MED 115: Anatomy & Pathophysiology for Medical Assistants II

Credits 5
Quarter Offered

This course continues to instruct students in the anatomy and pathophysiology of the human body using a body systems approach. Emphasis is placed on the study of multiple organ system diseases, infectious diseases, and microbiology. This course has a laboratory component. This class may include students from multiple sections. 


Medical Assisting Program Admittance

Competencies/Objectives/Outcomes/Methods of Assessment/Assignment:
Foundations for Clinical Practice
I. Anatomy, Physiology, and Pharmacology

  • I.C.8. Identify common pathology related to each body system including:
    • Body systems must include, but are not limited to, the following: circulatory, digestive, endocrine, integumentary, lymphatic, muscular, nervous, sensory, reproductive, respiratory, skeletal, and urinary
      a. signs
      b. symptoms
      c. etiology
      d. diagnostic measures
      e. treatment modalities
  • I.P.10. Perform a quality control measure
  • I.P.11. Collect specimens and perform:
    a. CLIA waived hematology test
    b. CLIA waived chemistry test
    c. CLIA waived urinalysis
    d. CLIA waived immunology test
    e. CLIA waived microbiology test

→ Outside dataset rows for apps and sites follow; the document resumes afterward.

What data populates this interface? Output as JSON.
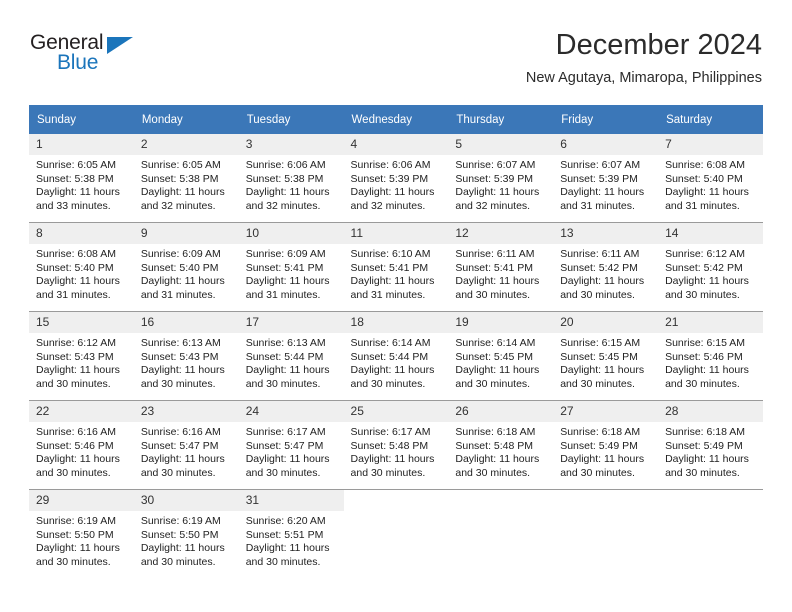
{
  "brand": {
    "name_top": "General",
    "name_bottom": "Blue",
    "triangle_color": "#1b75bb",
    "text_color": "#231f20"
  },
  "header": {
    "title": "December 2024",
    "subtitle": "New Agutaya, Mimaropa, Philippines"
  },
  "theme": {
    "header_bg": "#3b77b8",
    "header_text": "#ffffff",
    "daynum_bg": "#efefef",
    "grid_line": "#9a9a9a",
    "cell_bg": "#ffffff"
  },
  "weekdays": [
    "Sunday",
    "Monday",
    "Tuesday",
    "Wednesday",
    "Thursday",
    "Friday",
    "Saturday"
  ],
  "labels": {
    "sunrise_prefix": "Sunrise:",
    "sunset_prefix": "Sunset:",
    "daylight_prefix": "Daylight:"
  },
  "weeks": [
    [
      {
        "day": "1",
        "sunrise": "Sunrise: 6:05 AM",
        "sunset": "Sunset: 5:38 PM",
        "daylight_line1": "Daylight: 11 hours",
        "daylight_line2": "and 33 minutes."
      },
      {
        "day": "2",
        "sunrise": "Sunrise: 6:05 AM",
        "sunset": "Sunset: 5:38 PM",
        "daylight_line1": "Daylight: 11 hours",
        "daylight_line2": "and 32 minutes."
      },
      {
        "day": "3",
        "sunrise": "Sunrise: 6:06 AM",
        "sunset": "Sunset: 5:38 PM",
        "daylight_line1": "Daylight: 11 hours",
        "daylight_line2": "and 32 minutes."
      },
      {
        "day": "4",
        "sunrise": "Sunrise: 6:06 AM",
        "sunset": "Sunset: 5:39 PM",
        "daylight_line1": "Daylight: 11 hours",
        "daylight_line2": "and 32 minutes."
      },
      {
        "day": "5",
        "sunrise": "Sunrise: 6:07 AM",
        "sunset": "Sunset: 5:39 PM",
        "daylight_line1": "Daylight: 11 hours",
        "daylight_line2": "and 32 minutes."
      },
      {
        "day": "6",
        "sunrise": "Sunrise: 6:07 AM",
        "sunset": "Sunset: 5:39 PM",
        "daylight_line1": "Daylight: 11 hours",
        "daylight_line2": "and 31 minutes."
      },
      {
        "day": "7",
        "sunrise": "Sunrise: 6:08 AM",
        "sunset": "Sunset: 5:40 PM",
        "daylight_line1": "Daylight: 11 hours",
        "daylight_line2": "and 31 minutes."
      }
    ],
    [
      {
        "day": "8",
        "sunrise": "Sunrise: 6:08 AM",
        "sunset": "Sunset: 5:40 PM",
        "daylight_line1": "Daylight: 11 hours",
        "daylight_line2": "and 31 minutes."
      },
      {
        "day": "9",
        "sunrise": "Sunrise: 6:09 AM",
        "sunset": "Sunset: 5:40 PM",
        "daylight_line1": "Daylight: 11 hours",
        "daylight_line2": "and 31 minutes."
      },
      {
        "day": "10",
        "sunrise": "Sunrise: 6:09 AM",
        "sunset": "Sunset: 5:41 PM",
        "daylight_line1": "Daylight: 11 hours",
        "daylight_line2": "and 31 minutes."
      },
      {
        "day": "11",
        "sunrise": "Sunrise: 6:10 AM",
        "sunset": "Sunset: 5:41 PM",
        "daylight_line1": "Daylight: 11 hours",
        "daylight_line2": "and 31 minutes."
      },
      {
        "day": "12",
        "sunrise": "Sunrise: 6:11 AM",
        "sunset": "Sunset: 5:41 PM",
        "daylight_line1": "Daylight: 11 hours",
        "daylight_line2": "and 30 minutes."
      },
      {
        "day": "13",
        "sunrise": "Sunrise: 6:11 AM",
        "sunset": "Sunset: 5:42 PM",
        "daylight_line1": "Daylight: 11 hours",
        "daylight_line2": "and 30 minutes."
      },
      {
        "day": "14",
        "sunrise": "Sunrise: 6:12 AM",
        "sunset": "Sunset: 5:42 PM",
        "daylight_line1": "Daylight: 11 hours",
        "daylight_line2": "and 30 minutes."
      }
    ],
    [
      {
        "day": "15",
        "sunrise": "Sunrise: 6:12 AM",
        "sunset": "Sunset: 5:43 PM",
        "daylight_line1": "Daylight: 11 hours",
        "daylight_line2": "and 30 minutes."
      },
      {
        "day": "16",
        "sunrise": "Sunrise: 6:13 AM",
        "sunset": "Sunset: 5:43 PM",
        "daylight_line1": "Daylight: 11 hours",
        "daylight_line2": "and 30 minutes."
      },
      {
        "day": "17",
        "sunrise": "Sunrise: 6:13 AM",
        "sunset": "Sunset: 5:44 PM",
        "daylight_line1": "Daylight: 11 hours",
        "daylight_line2": "and 30 minutes."
      },
      {
        "day": "18",
        "sunrise": "Sunrise: 6:14 AM",
        "sunset": "Sunset: 5:44 PM",
        "daylight_line1": "Daylight: 11 hours",
        "daylight_line2": "and 30 minutes."
      },
      {
        "day": "19",
        "sunrise": "Sunrise: 6:14 AM",
        "sunset": "Sunset: 5:45 PM",
        "daylight_line1": "Daylight: 11 hours",
        "daylight_line2": "and 30 minutes."
      },
      {
        "day": "20",
        "sunrise": "Sunrise: 6:15 AM",
        "sunset": "Sunset: 5:45 PM",
        "daylight_line1": "Daylight: 11 hours",
        "daylight_line2": "and 30 minutes."
      },
      {
        "day": "21",
        "sunrise": "Sunrise: 6:15 AM",
        "sunset": "Sunset: 5:46 PM",
        "daylight_line1": "Daylight: 11 hours",
        "daylight_line2": "and 30 minutes."
      }
    ],
    [
      {
        "day": "22",
        "sunrise": "Sunrise: 6:16 AM",
        "sunset": "Sunset: 5:46 PM",
        "daylight_line1": "Daylight: 11 hours",
        "daylight_line2": "and 30 minutes."
      },
      {
        "day": "23",
        "sunrise": "Sunrise: 6:16 AM",
        "sunset": "Sunset: 5:47 PM",
        "daylight_line1": "Daylight: 11 hours",
        "daylight_line2": "and 30 minutes."
      },
      {
        "day": "24",
        "sunrise": "Sunrise: 6:17 AM",
        "sunset": "Sunset: 5:47 PM",
        "daylight_line1": "Daylight: 11 hours",
        "daylight_line2": "and 30 minutes."
      },
      {
        "day": "25",
        "sunrise": "Sunrise: 6:17 AM",
        "sunset": "Sunset: 5:48 PM",
        "daylight_line1": "Daylight: 11 hours",
        "daylight_line2": "and 30 minutes."
      },
      {
        "day": "26",
        "sunrise": "Sunrise: 6:18 AM",
        "sunset": "Sunset: 5:48 PM",
        "daylight_line1": "Daylight: 11 hours",
        "daylight_line2": "and 30 minutes."
      },
      {
        "day": "27",
        "sunrise": "Sunrise: 6:18 AM",
        "sunset": "Sunset: 5:49 PM",
        "daylight_line1": "Daylight: 11 hours",
        "daylight_line2": "and 30 minutes."
      },
      {
        "day": "28",
        "sunrise": "Sunrise: 6:18 AM",
        "sunset": "Sunset: 5:49 PM",
        "daylight_line1": "Daylight: 11 hours",
        "daylight_line2": "and 30 minutes."
      }
    ],
    [
      {
        "day": "29",
        "sunrise": "Sunrise: 6:19 AM",
        "sunset": "Sunset: 5:50 PM",
        "daylight_line1": "Daylight: 11 hours",
        "daylight_line2": "and 30 minutes."
      },
      {
        "day": "30",
        "sunrise": "Sunrise: 6:19 AM",
        "sunset": "Sunset: 5:50 PM",
        "daylight_line1": "Daylight: 11 hours",
        "daylight_line2": "and 30 minutes."
      },
      {
        "day": "31",
        "sunrise": "Sunrise: 6:20 AM",
        "sunset": "Sunset: 5:51 PM",
        "daylight_line1": "Daylight: 11 hours",
        "daylight_line2": "and 30 minutes."
      },
      {
        "day": "",
        "sunrise": "",
        "sunset": "",
        "daylight_line1": "",
        "daylight_line2": ""
      },
      {
        "day": "",
        "sunrise": "",
        "sunset": "",
        "daylight_line1": "",
        "daylight_line2": ""
      },
      {
        "day": "",
        "sunrise": "",
        "sunset": "",
        "daylight_line1": "",
        "daylight_line2": ""
      },
      {
        "day": "",
        "sunrise": "",
        "sunset": "",
        "daylight_line1": "",
        "daylight_line2": ""
      }
    ]
  ]
}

II. Applied Mathematics

  • II.P.2. Record laboratory test results into the patient’s record

IV. Nutrition

  • IV.C.1. Identify dietary nutrients including:
    a. carbohydrates
    b. fat
    c. protein
    d. minerals
    e. electrolytes
    f. vitamins
    g. fiber
    h. water
  • IV.C.2. Identify the function of dietary supplements
  • IV.C.3. Identify the special dietary needs for:
    a. weight control
    b. diabetes
    c. cardiovascular disease
    d. hypertension
    e. cancer
    f. lactose sensitivity
    g. gluten-free
    h. food allergies
    i. eating disorders
  • IV.C.4. Identify the components of a food label
  • IV.P.1 Instruct a patient regarding a dietary change related to a patient’s special dietary needs
  • A.2. Reassure patients
  • A.3. Demonstrate empathy for patients’ concerns